Bloomsbury 2011 (first published 1964)
Literature is made out of the misfortunes of others. A large number of travel books fail because of the monotonous good luck of their authors.
This collection of travel essays by VS Pritchett has one of the best opening lines of any travel collection.
Not many travel writers would begin by proclaiming themselves to be an offensive traveller, but Pritchett does and has a point. However, not wishing to be misunderstood he is careful to explain that he is not prejudiced, narrow-minded or someone who travels with unrealistic expectations.
His point is more elementary; that the nature of travel is in some way offensive. As if that was not enough, Pritchett confesses that he compounds this by virtue of being a writer before going on to list some of the offense he has caused.
Reading this essay, it is tempting to think that Pritchett must be talking about other travellers. After all, our own way of travel is sensitive to local cultures and respectful to the people we meet so surely could not cause deliberate offence. Besides, we know what Evelyn Waugh knew – “we are travellers and cosmopolitans; the tourist is the other fellow”, right?
Wrong. Pritchett might single out tourists as the one true source of annoyance when travelling but he makes it quite clear that we, “hypocrite lectuers”, are offensive travellers too. It is a point with which Paul Theroux seems to agree:
Travel is not merely the business of being bone-idle, but also an elaborate bumming evasion, allowing us to call attention to ourselves with our conspicuous absence while we intrude upon other people’s privacy — being actively offensive as fugitive freeloaders. The traveler is the greediest kind of romantic voyeur…
from Ghost Train to an Eastern Star
VS Pritchett may have viewed travel as offensive but that did not mean that he disapproved of it. Far from it.
Although famous as a critic and author of short stories, Pritchett was an avid traveller and wrote several travel books. His life is a classic example of the link between writing and travel on the one hand and being a writer and a traveller on the other.
Paul Theroux picked up on this when writing about Pritchett shortly after his death in 1997:
A classic way to succeed in England, if you come from the wrong class or have the wrong accent, is to leave the country and go far away. That was Pritchett’s solution — and it worked for him as it has for many other English writers…France gave him a second language and inspired his short stories. Travel in Spain came soon after.
Foreign travel was crucial to Pritchett’s literary ambitions and Theroux quotes from one of Pritchett’s short stories to illustrate the similarity between being a traveller and writer and how both inhabit a place beyond frontiers.
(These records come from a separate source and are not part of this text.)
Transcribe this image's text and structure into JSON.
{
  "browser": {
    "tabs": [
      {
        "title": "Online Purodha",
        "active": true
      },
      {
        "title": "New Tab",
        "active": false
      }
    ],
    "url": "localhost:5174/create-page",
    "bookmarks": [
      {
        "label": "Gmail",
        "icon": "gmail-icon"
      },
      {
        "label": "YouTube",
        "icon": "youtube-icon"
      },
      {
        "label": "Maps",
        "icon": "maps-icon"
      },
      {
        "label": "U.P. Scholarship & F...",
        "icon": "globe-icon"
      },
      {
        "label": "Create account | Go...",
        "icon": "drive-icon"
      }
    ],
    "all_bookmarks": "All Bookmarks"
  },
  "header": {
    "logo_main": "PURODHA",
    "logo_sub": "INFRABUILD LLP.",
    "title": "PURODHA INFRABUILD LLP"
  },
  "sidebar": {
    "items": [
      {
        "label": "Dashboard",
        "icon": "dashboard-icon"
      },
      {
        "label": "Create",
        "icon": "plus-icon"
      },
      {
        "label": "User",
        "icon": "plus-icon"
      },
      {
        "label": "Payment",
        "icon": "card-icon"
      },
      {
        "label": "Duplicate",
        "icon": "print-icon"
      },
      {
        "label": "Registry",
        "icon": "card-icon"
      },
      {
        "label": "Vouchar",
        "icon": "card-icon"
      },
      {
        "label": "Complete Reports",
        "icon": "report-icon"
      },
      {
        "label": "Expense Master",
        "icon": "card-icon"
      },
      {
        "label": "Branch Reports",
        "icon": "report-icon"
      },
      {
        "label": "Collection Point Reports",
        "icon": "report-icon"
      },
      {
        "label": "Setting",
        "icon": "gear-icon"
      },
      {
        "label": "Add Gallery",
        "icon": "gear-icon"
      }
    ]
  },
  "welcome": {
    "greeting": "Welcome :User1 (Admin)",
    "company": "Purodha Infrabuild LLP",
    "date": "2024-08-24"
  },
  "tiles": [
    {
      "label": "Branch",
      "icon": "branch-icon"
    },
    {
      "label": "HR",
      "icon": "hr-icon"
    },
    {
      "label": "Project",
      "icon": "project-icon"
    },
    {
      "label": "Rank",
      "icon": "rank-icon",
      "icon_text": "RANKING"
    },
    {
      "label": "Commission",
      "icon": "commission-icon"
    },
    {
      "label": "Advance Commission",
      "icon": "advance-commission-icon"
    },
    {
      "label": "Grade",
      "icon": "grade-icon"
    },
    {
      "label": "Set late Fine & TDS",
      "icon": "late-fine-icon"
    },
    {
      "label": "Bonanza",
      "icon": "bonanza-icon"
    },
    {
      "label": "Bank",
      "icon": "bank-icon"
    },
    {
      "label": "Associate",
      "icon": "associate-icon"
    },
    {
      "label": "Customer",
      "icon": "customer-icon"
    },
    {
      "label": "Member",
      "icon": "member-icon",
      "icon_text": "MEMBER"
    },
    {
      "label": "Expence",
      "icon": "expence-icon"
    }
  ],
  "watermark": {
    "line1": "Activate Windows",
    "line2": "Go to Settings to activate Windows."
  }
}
Susan Sontag has also written about this from her own perspective in the eulogistic essay about Richard Halliburton’s travel books in the collection Where the Stress Falls.
Pritchett’s first book was in fact a travelogue, Marching Spain. In an interview with the Paris Review in 1990, Pritchett recalled that this book was accepted by the publisher only on the condition that he would also write a novel and so initially, it was travel and travel writing that drove his fiction even if fiction was the more commercially successful.
Obviously mindful that unfortunate events can be felicitous for travel writers, Pritchett recalled in the same interview how his first travelogue was not much than an account of a journey:
What I was really rather sorry about was that I had had no adventures…I always wondered how it was that Robert Stevenson always seemed to have adventures; why don’t I have adventures?
There is a parallel there with Foreign Faces in which Pritchett criss-crosses communist countries in eastern Europe, returns to Madrid and Seville and then goes farther afield to Turkey and Iran. The essays are similarly marked by an absence of ‘adventure’ even though they are no less entertaining for it.
Pritchett’s essays on eastern Europe capture those places at a crucial time in the post war period between the 1956 revolution in Hungary and protests in Poland and the Prague Spring and subsequent invasion of Czechoslovakia in 1968. His essays are not political but reveal the variety in the countries and the differences in society, culture and character.
Sociable and curious he brings the places to life through the characters he meets. Some of his more general comments can appear blunt or actually offensive (“Romania annoys from the beginning“), but they often serve simply to grab attention. His essays are full of sharp observation and Pritchett gets to his point with an informal but incisive and clear style. Although he may not spare them from his pen, Pritchett writes about people and places with humour and generosity and without being a snob. This is particularly evident in the essay on Madrid when it is clear that he is writing with affection rather than meanness.
The result is a charming and witty collection of essays and not at all offensive.
Foreign Faces is currently available on Amazon for Kindle for only £3.99.